I received an email from a national non-profit organization in Washington, DC that promotes the establishment of bike trails.  They want me to donate and tell my congressman to vote to maintain government funding of trails.  Totally within their right to make this request.  But out of curiosity I checked the annual report and tax filings on their web site, and here’s what I found:

  1. They spend about $800,000 a year in lobbying Congress to get $1.1 million in funding.  They took in another $5.3 million in memberships and contributions. Their top 4 staffers bring home over $600,000 and their headquarters is in Washington – one of the most expensive real estate markets in the U.S. Most of the rest went to expenses but they have over $3 million squirreled away in cash and investments.   They only gave out $1.8 million in grants for trails – supposedly their reason for existence.
  2. There are probably thousands of non-profits like this in America that want money from the U.S. government.

Now let’s look at our federal government’s situation (courtesy of www.usdebtclock.org).  Our CURRENT U.S. debt is about $17 trillion dollars.  Our infinite horizon future debt, according to the Federal Reserve –based on the projected costs of Medicare and Social Security alone– is $125 trillion dollars.  That figures out nearly $400,000 PER CITIZEN and over $1 million PER TAXPAYER (only about 1/3 of the citizens are taxpayers…another issue for another day).  The average assets PER CITIZEN are over $320,000, but of course that’s the average.  Many citizens have far less than that.  So the government’s future unfunded liabilities are more per citizen than each citizen is worth.  You would think this fiasco will end badly someday.

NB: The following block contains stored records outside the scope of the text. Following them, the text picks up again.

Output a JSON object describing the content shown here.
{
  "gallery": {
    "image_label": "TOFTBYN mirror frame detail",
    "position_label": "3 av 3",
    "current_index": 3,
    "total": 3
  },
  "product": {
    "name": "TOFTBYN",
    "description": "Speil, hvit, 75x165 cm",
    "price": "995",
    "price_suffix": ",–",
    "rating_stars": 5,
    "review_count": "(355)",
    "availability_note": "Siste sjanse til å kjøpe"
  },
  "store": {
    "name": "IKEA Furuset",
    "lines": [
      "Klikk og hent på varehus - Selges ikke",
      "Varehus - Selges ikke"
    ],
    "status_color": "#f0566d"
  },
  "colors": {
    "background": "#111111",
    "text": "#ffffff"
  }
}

Your financial health is up to YOU! Don’t expect Uncle Sam to be the answer.  The antidote to this spending sickness should be personal saving, investing and living within your means.  Personal responsibility and having a viable plan in case the economy turns sour again just makes sense.  And that’s something we can help with.

Our federal government’s spending should scare us, but most citizens aren’t paying attention or they would not stand for this.  It’s, well, irrational.

If you’d like some help working through some of these issues, or if you have questions, please don’t hesitate to reach out to us. We look forward to hearing from you!

HAPPY NEW YEAR!

Mike Moffit